_About this exercise_
What lines below mention the word "SampleScene"? Copy each one.

_Items from a dataset_
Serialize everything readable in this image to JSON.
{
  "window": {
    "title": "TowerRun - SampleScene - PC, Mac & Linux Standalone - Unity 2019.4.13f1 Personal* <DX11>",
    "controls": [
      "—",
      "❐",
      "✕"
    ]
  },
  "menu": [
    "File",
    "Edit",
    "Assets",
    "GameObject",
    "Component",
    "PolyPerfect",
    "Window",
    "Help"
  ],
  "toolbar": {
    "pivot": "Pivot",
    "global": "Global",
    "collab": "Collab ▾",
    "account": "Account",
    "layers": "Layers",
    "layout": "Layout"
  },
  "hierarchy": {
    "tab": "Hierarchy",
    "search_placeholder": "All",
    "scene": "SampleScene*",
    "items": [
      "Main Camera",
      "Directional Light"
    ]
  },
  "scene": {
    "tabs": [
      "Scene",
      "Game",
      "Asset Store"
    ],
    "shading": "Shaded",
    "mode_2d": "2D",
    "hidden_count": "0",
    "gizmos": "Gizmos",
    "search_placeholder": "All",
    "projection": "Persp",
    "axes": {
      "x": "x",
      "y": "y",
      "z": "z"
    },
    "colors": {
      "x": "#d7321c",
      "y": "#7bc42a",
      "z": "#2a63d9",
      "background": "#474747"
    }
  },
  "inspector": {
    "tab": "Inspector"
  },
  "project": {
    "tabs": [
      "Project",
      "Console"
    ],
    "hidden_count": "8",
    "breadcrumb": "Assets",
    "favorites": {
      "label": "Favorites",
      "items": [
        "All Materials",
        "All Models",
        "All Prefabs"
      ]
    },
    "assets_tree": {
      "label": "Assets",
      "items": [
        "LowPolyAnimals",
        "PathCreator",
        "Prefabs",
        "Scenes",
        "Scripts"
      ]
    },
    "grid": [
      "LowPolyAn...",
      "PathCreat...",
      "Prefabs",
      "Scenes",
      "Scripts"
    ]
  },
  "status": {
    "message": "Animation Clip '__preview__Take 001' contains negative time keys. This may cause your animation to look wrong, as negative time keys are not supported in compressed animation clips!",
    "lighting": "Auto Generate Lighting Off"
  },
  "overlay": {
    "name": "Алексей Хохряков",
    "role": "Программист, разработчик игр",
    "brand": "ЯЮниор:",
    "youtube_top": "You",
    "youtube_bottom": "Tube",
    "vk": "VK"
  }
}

_Result of the task_
    "title": "TowerRun - SampleScene - PC, Mac & Linux Standalone - Unity 2019.4.13f1 Personal* <DX11>",
    "scene": "SampleScene*",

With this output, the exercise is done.